By: Tal Schneider, Noga Tarnopolsky
Despite evident pressures, Benjamin Netanyahu is not betraying any tendency to cancel his Congressional address scheduled for March 3rd.
Israel’s ho-hum media has started covering this issue, mostly in desultory mentions of the critique of Jewish organizations in the US. But for now, Netanyahu remains on-message. On Sunday night, to a gathering of francophone Likudniks, and on Monday night, with Russian-speaking Likudniks, Netanyahu repeated his determination to carry his Iran message to Congress.
This morning, Israel Army radio reported on a possible solution to the crisis, whereby Netanyahu would go ahead and meet members of Congress from both parties in closed meetings, reserving any public pronouncement for AIPAC; Dan Shapiro, the US ambassador to Israel, also hinted at a lowering of tones but no change is in the offing.
2. It is remarkable to follow the unfolding coverage of Boehnergate. Netanyahu’s previously most covered scuffle with American royalty was with the Clintons (to be fair, Bill started it when he interfered in the elections on behalf of Shimon Peres) and Netanyahu’s subsequent loss at the polls (amid a sharpening public conflict with the Democratic party) led to the then-perception that a public fight with the president of the United States hurts the image of Israel’s prime minister.
But the fact that Netanyahu was basically in open battle with the White House between 2009 and 2013, while keeping a steady hand on his administration, and that he subsequently won the 2013 elections with relative ease, seems to have dented that assumption. To the contrary, it came to appear that an open clash with the White House doesn’t hurt, and may even help an embattled prime minster.
3. Meanwhile, Netanyahu also launched a bare-knuckle frontal battle with one of the most powerful media moguls in the State of Israel. As part of his campaign messaging, Netanyahu has long claimed the Israeli media hounds him personally and is trying to overthrow his government. Netanyahu, it must be noted, is the current Minister of Communications and thus the man responsible for public TV and radio since he fired the six Yesh Atid ministers.
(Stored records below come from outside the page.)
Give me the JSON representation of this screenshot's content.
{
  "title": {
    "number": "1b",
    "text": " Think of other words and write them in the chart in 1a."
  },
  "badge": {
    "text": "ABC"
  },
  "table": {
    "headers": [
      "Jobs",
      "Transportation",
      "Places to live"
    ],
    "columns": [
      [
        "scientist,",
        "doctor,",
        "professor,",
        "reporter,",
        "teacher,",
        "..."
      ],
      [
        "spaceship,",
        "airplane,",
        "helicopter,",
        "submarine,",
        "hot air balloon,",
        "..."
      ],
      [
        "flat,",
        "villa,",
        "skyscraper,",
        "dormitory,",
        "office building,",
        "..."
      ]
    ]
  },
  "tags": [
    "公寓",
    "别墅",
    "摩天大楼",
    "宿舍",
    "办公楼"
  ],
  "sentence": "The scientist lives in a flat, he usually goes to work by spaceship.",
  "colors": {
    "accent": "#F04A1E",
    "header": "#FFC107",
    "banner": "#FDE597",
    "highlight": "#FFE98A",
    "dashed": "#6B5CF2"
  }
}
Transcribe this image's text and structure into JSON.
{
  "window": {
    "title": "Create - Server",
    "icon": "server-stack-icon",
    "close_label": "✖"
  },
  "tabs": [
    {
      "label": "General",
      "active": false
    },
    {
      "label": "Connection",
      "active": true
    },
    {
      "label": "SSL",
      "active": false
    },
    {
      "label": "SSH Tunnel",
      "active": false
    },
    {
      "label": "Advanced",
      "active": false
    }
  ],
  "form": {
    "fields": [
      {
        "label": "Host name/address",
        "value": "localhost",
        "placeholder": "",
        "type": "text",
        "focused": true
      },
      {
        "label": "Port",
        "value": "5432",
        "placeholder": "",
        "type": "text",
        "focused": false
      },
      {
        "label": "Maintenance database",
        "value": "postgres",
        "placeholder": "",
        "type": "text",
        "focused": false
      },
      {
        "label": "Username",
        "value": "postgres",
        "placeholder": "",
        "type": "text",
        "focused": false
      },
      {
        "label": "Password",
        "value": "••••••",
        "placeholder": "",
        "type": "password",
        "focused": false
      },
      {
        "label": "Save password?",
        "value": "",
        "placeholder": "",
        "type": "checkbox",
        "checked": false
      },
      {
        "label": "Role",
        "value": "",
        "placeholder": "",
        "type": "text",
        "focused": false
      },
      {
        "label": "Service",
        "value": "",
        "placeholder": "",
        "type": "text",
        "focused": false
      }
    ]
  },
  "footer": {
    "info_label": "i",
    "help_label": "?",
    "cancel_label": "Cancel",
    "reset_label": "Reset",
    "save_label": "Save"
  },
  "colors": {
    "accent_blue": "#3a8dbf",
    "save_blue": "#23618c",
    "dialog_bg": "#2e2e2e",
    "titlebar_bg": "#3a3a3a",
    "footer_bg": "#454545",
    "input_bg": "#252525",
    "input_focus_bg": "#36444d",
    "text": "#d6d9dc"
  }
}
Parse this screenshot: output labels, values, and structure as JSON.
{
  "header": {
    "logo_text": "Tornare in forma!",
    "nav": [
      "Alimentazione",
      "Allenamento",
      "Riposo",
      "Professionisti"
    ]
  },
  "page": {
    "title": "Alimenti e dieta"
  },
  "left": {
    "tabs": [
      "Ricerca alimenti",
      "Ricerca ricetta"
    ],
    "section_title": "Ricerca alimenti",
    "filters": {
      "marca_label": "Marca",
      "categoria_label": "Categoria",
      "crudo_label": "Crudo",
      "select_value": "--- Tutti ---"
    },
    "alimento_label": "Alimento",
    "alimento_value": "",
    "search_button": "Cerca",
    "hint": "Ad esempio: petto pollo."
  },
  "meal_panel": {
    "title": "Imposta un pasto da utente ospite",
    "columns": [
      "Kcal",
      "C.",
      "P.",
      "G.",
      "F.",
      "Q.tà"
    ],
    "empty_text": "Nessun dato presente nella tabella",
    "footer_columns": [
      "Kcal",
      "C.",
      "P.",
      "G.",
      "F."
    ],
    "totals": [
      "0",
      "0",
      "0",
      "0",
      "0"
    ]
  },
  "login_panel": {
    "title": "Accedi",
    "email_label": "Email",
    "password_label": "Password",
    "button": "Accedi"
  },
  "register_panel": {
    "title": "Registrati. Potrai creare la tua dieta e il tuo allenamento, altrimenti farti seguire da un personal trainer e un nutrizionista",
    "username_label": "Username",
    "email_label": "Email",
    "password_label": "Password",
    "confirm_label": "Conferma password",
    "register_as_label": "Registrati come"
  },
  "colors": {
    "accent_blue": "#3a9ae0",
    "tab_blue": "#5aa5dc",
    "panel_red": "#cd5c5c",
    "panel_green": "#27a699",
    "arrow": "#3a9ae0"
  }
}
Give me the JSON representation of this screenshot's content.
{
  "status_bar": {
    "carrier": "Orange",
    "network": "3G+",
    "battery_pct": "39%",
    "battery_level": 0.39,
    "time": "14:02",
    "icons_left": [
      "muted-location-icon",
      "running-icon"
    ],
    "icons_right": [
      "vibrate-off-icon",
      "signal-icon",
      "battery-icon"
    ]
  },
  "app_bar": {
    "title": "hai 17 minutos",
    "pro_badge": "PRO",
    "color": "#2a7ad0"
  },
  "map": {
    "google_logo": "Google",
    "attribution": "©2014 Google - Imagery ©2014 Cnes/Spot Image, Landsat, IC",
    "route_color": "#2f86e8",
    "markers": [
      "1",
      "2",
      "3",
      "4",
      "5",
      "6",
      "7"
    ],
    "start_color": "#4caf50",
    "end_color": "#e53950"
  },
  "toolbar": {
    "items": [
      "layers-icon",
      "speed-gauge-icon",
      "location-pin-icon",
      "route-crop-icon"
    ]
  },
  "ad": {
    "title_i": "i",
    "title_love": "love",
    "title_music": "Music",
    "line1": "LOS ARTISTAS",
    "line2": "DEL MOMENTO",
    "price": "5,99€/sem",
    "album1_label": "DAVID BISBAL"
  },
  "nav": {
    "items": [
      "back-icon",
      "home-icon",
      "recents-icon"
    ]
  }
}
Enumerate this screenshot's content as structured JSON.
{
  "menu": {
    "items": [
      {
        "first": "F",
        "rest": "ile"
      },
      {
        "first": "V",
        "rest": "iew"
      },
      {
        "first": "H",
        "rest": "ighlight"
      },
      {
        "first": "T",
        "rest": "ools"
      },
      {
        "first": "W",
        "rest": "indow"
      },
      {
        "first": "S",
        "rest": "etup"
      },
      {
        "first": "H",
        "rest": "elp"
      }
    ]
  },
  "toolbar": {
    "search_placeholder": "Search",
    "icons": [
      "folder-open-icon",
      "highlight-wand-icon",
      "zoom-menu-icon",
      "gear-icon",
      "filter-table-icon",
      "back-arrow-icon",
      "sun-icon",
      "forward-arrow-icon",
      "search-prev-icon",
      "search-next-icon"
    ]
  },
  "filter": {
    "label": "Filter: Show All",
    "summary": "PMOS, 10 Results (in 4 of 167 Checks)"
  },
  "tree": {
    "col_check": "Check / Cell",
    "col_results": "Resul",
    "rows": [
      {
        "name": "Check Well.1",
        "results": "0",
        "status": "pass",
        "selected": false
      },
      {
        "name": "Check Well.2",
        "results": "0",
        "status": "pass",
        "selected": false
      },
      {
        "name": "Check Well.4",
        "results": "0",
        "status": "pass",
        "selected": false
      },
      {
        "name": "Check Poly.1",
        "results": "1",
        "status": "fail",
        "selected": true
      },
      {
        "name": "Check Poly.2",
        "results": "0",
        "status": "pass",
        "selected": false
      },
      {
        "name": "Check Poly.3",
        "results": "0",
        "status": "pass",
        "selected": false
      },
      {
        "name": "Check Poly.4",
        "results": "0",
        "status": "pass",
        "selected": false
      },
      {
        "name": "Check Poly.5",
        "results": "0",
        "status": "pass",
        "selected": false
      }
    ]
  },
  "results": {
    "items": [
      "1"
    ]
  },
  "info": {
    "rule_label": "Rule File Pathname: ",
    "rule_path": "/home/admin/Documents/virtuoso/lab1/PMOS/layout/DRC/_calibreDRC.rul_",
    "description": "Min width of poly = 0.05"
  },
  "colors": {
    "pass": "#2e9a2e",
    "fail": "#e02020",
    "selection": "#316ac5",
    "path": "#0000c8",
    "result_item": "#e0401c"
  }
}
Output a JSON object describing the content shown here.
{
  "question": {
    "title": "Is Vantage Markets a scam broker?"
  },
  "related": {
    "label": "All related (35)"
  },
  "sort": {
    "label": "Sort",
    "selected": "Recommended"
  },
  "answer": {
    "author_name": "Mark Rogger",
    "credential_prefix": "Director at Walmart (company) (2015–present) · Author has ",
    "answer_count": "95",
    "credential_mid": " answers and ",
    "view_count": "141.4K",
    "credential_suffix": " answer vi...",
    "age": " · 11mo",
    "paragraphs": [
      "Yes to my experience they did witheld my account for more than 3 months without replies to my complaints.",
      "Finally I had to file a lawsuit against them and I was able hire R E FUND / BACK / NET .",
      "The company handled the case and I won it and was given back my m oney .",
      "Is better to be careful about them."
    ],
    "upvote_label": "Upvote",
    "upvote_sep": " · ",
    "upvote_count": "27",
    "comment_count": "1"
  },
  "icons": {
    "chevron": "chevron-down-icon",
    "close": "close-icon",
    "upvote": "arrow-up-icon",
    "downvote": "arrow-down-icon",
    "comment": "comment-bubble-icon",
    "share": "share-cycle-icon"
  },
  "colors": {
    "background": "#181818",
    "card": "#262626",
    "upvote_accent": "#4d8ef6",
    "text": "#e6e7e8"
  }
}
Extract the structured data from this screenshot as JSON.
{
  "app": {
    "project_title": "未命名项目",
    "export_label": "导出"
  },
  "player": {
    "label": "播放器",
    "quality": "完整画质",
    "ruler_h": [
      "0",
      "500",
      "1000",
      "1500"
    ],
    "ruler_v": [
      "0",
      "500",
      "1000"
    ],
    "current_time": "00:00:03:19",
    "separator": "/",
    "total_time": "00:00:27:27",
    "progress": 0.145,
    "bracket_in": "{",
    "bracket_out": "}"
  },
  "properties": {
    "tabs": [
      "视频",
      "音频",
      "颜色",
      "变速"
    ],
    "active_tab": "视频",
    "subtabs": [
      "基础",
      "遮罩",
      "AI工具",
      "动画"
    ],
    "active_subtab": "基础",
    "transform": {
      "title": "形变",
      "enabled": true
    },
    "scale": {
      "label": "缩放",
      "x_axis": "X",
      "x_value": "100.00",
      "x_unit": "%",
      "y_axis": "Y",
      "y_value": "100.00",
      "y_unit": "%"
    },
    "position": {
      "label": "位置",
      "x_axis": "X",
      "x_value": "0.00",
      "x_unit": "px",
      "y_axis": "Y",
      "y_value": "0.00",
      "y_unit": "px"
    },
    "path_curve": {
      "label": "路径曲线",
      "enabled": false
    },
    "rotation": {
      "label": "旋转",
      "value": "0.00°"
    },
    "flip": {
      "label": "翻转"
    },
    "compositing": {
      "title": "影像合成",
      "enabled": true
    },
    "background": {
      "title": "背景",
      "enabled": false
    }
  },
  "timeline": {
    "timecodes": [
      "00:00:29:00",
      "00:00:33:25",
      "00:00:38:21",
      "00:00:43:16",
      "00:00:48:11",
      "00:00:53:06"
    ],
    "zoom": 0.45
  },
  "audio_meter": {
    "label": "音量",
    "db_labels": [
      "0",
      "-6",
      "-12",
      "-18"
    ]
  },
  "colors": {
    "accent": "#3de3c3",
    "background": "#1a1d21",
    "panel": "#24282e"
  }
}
In addition, he has at his disposition Israel’s most popular (and free) newspaper, Israel HaYom, and elite right wing paper Makor Rishon, both funded by the casino tycoon Sheldon Adelson. He further holds the authority to regulate the condition of Ch10 future franchise.
In short, he whole-handily controls Israeli media market, yet whining about coverage.
Netanyahu’s central campaign message, working so far, is that he is the victim. He claims that he and his wife are unfairly pursued as part of a personal agenda driven by certain journalists and by the media as a whole—and Israelis, who do not on the whole trust the media, basically seem to believe him. This, in spite of the fact that they follow the saga as it is reported by the very same media that is supposedly so adversarial. Today, Yedioth Acharanoth columnist Nahum Barnea, who is universally admired despite working for Arnon Mozes, the media baron attacked by Netanyahu, said the prime minister “should be hospitalized” and “is paranoid.”
Regarding the above, it should be noted that Netanyahu maintains long-standing contentious ties with the Israeli media. He declined all interviews in Hebrew for a period of 411 days and did not hold a press conference for two full years. When he did accede, about eight months ago, the questions were naturally limited to Operation Protective Edge, aka the Gaza War, that was the only subject on anybody’s mind. So much for the social-economic issues.
Not that the Likud is a bowl of cherries, but all the other campaigns appear to be faltering. Despite our early appreciation for Naftali Bennett’s witty campaign ads, Jewish Home is fast losing its oomph. FM Lieberman may not even pass the very electoral threshold he so arduously supported. Herzog and Livni’s Zionist Camp lacks flight. Former finance minister Yair Lapid is working assiduously to climb in the polls.
The most interesting survey of the day focused on likely voters rather than all eligible voters, and found a trend of declining esteem for Netanyahu and a growing inclination to vote for Herzog/Livni. Many, of course, remain undecided.